▼

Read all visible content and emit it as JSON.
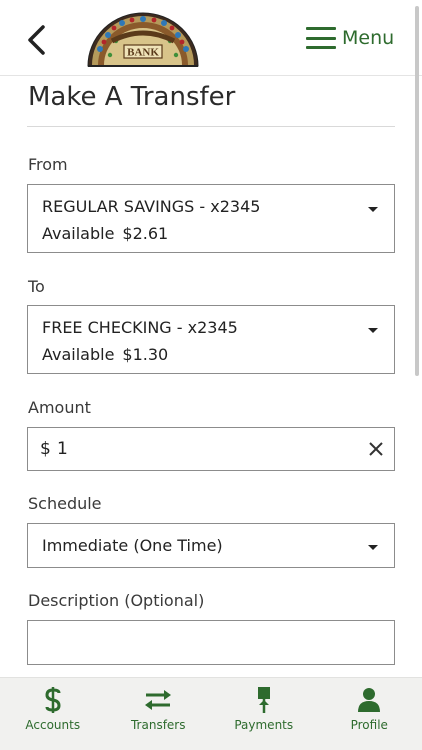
{
  "header": {
    "back_icon": "chevron-left-icon",
    "logo_text": "BANK",
    "menu_label": "Menu",
    "accent_color": "#2e6b2e"
  },
  "page": {
    "title": "Make A Transfer"
  },
  "from": {
    "label": "From",
    "account": "REGULAR SAVINGS - x2345",
    "available_label": "Available",
    "available_amount": "$2.61"
  },
  "to": {
    "label": "To",
    "account": "FREE CHECKING - x2345",
    "available_label": "Available",
    "available_amount": "$1.30"
  },
  "amount": {
    "label": "Amount",
    "currency": "$",
    "value": "1"
  },
  "schedule": {
    "label": "Schedule",
    "value": "Immediate (One Time)"
  },
  "description": {
    "label": "Description (Optional)",
    "value": ""
  },
  "tabs": [
    {
      "label": "Accounts",
      "icon": "dollar-icon"
    },
    {
      "label": "Transfers",
      "icon": "swap-arrows-icon"
    },
    {
      "label": "Payments",
      "icon": "payment-icon"
    },
    {
      "label": "Profile",
      "icon": "person-icon"
    }
  ]
}
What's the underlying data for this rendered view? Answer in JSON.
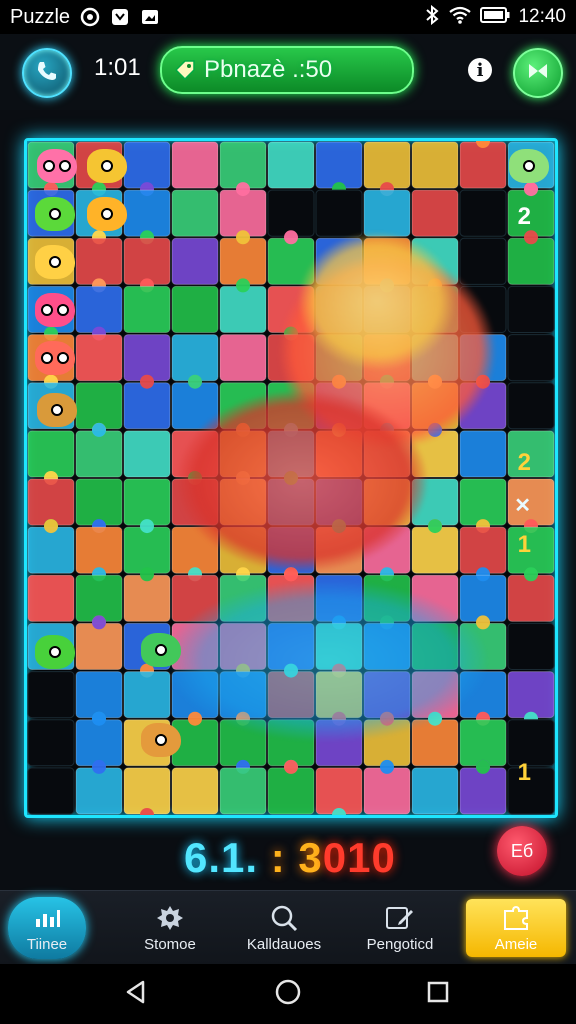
{
  "status_bar": {
    "app_name": "Puzzle",
    "time": "12:40",
    "icons": [
      "target-icon",
      "shield-icon",
      "image-icon",
      "bluetooth-icon",
      "wifi-icon",
      "battery-icon"
    ]
  },
  "top_bar": {
    "timer": "1:01",
    "title_pill": "Pbnazè .:50",
    "info_label": "i"
  },
  "board": {
    "cols": 11,
    "rows": 14,
    "side_numbers": [
      "2",
      "2",
      "1",
      "1"
    ],
    "side_symbol": "✕"
  },
  "score": {
    "part_a": "6.1.",
    "part_b": " : 3",
    "part_c": "010"
  },
  "action_button": "Eб",
  "bottom_nav": {
    "items": [
      {
        "label": "Tiinee",
        "icon": "chart-icon"
      },
      {
        "label": "Stomoe",
        "icon": "gear-icon"
      },
      {
        "label": "Kalldauoes",
        "icon": "search-icon"
      },
      {
        "label": "Pengoticd",
        "icon": "edit-icon"
      },
      {
        "label": "Ameie",
        "icon": "puzzle-icon"
      }
    ]
  },
  "colors": {
    "accent_cyan": "#1ee6ff",
    "accent_green": "#27c84a",
    "accent_yellow": "#ffc400",
    "accent_red": "#ff3450"
  }
}
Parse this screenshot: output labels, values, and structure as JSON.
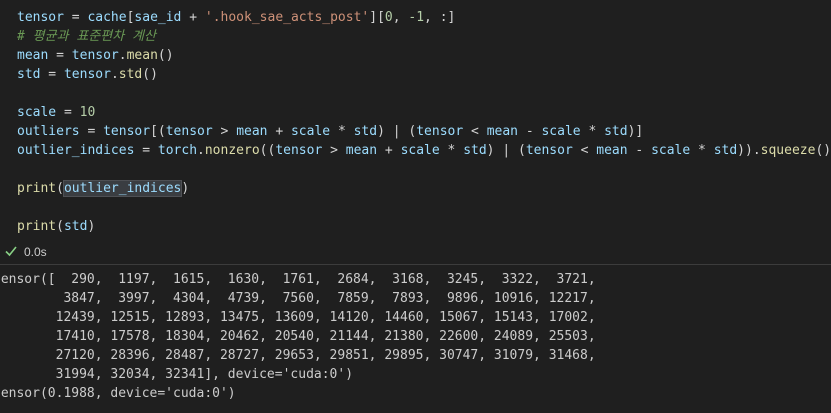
{
  "code_lines": [
    [
      {
        "t": "tensor",
        "c": "v"
      },
      {
        "t": " = ",
        "c": "o"
      },
      {
        "t": "cache",
        "c": "v"
      },
      {
        "t": "[",
        "c": "o"
      },
      {
        "t": "sae_id",
        "c": "v"
      },
      {
        "t": " + ",
        "c": "o"
      },
      {
        "t": "'.hook_sae_acts_post'",
        "c": "s"
      },
      {
        "t": "][",
        "c": "o"
      },
      {
        "t": "0",
        "c": "n"
      },
      {
        "t": ", ",
        "c": "o"
      },
      {
        "t": "-1",
        "c": "n"
      },
      {
        "t": ", :]",
        "c": "o"
      }
    ],
    [
      {
        "t": "# 평균과 표준편차 계산",
        "c": "c"
      }
    ],
    [
      {
        "t": "mean",
        "c": "v"
      },
      {
        "t": " = ",
        "c": "o"
      },
      {
        "t": "tensor",
        "c": "v"
      },
      {
        "t": ".",
        "c": "o"
      },
      {
        "t": "mean",
        "c": "f"
      },
      {
        "t": "()",
        "c": "o"
      }
    ],
    [
      {
        "t": "std",
        "c": "v"
      },
      {
        "t": " = ",
        "c": "o"
      },
      {
        "t": "tensor",
        "c": "v"
      },
      {
        "t": ".",
        "c": "o"
      },
      {
        "t": "std",
        "c": "f"
      },
      {
        "t": "()",
        "c": "o"
      }
    ],
    [
      {
        "t": "",
        "c": "o"
      }
    ],
    [
      {
        "t": "scale",
        "c": "v"
      },
      {
        "t": " = ",
        "c": "o"
      },
      {
        "t": "10",
        "c": "n"
      }
    ],
    [
      {
        "t": "outliers",
        "c": "v"
      },
      {
        "t": " = ",
        "c": "o"
      },
      {
        "t": "tensor",
        "c": "v"
      },
      {
        "t": "[(",
        "c": "o"
      },
      {
        "t": "tensor",
        "c": "v"
      },
      {
        "t": " > ",
        "c": "o"
      },
      {
        "t": "mean",
        "c": "v"
      },
      {
        "t": " + ",
        "c": "o"
      },
      {
        "t": "scale",
        "c": "v"
      },
      {
        "t": " * ",
        "c": "o"
      },
      {
        "t": "std",
        "c": "v"
      },
      {
        "t": ") | (",
        "c": "o"
      },
      {
        "t": "tensor",
        "c": "v"
      },
      {
        "t": " < ",
        "c": "o"
      },
      {
        "t": "mean",
        "c": "v"
      },
      {
        "t": " - ",
        "c": "o"
      },
      {
        "t": "scale",
        "c": "v"
      },
      {
        "t": " * ",
        "c": "o"
      },
      {
        "t": "std",
        "c": "v"
      },
      {
        "t": ")]",
        "c": "o"
      }
    ],
    [
      {
        "t": "outlier_indices",
        "c": "v"
      },
      {
        "t": " = ",
        "c": "o"
      },
      {
        "t": "torch",
        "c": "v"
      },
      {
        "t": ".",
        "c": "o"
      },
      {
        "t": "nonzero",
        "c": "f"
      },
      {
        "t": "((",
        "c": "o"
      },
      {
        "t": "tensor",
        "c": "v"
      },
      {
        "t": " > ",
        "c": "o"
      },
      {
        "t": "mean",
        "c": "v"
      },
      {
        "t": " + ",
        "c": "o"
      },
      {
        "t": "scale",
        "c": "v"
      },
      {
        "t": " * ",
        "c": "o"
      },
      {
        "t": "std",
        "c": "v"
      },
      {
        "t": ") | (",
        "c": "o"
      },
      {
        "t": "tensor",
        "c": "v"
      },
      {
        "t": " < ",
        "c": "o"
      },
      {
        "t": "mean",
        "c": "v"
      },
      {
        "t": " - ",
        "c": "o"
      },
      {
        "t": "scale",
        "c": "v"
      },
      {
        "t": " * ",
        "c": "o"
      },
      {
        "t": "std",
        "c": "v"
      },
      {
        "t": ")).",
        "c": "o"
      },
      {
        "t": "squeeze",
        "c": "f"
      },
      {
        "t": "()",
        "c": "o"
      }
    ],
    [
      {
        "t": "",
        "c": "o"
      }
    ],
    [
      {
        "t": "print",
        "c": "f"
      },
      {
        "t": "(",
        "c": "o"
      },
      {
        "t": "outlier_indices",
        "c": "v hl"
      },
      {
        "t": ")",
        "c": "o"
      }
    ],
    [
      {
        "t": "",
        "c": "o"
      }
    ],
    [
      {
        "t": "print",
        "c": "f"
      },
      {
        "t": "(",
        "c": "o"
      },
      {
        "t": "std",
        "c": "v"
      },
      {
        "t": ")",
        "c": "o"
      }
    ]
  ],
  "status": {
    "icon": "check-icon",
    "time": "0.0s",
    "check_color": "#89d185"
  },
  "output_lines": [
    "tensor([  290,  1197,  1615,  1630,  1761,  2684,  3168,  3245,  3322,  3721,",
    "         3847,  3997,  4304,  4739,  7560,  7859,  7893,  9896, 10916, 12217,",
    "        12439, 12515, 12893, 13475, 13609, 14120, 14460, 15067, 15143, 17002,",
    "        17410, 17578, 18304, 20462, 20540, 21144, 21380, 22600, 24089, 25503,",
    "        27120, 28396, 28487, 28727, 29653, 29851, 29895, 30747, 31079, 31468,",
    "        31994, 32034, 32341], device='cuda:0')",
    "tensor(0.1988, device='cuda:0')"
  ]
}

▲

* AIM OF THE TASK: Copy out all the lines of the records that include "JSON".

* WRITTEN SOLUTION:
Read all visible content and emit it as JSON.
What's the underlying data for this rendered view? Answer in JSON.
Parse this screenshot: output labels, values, and structure as JSON.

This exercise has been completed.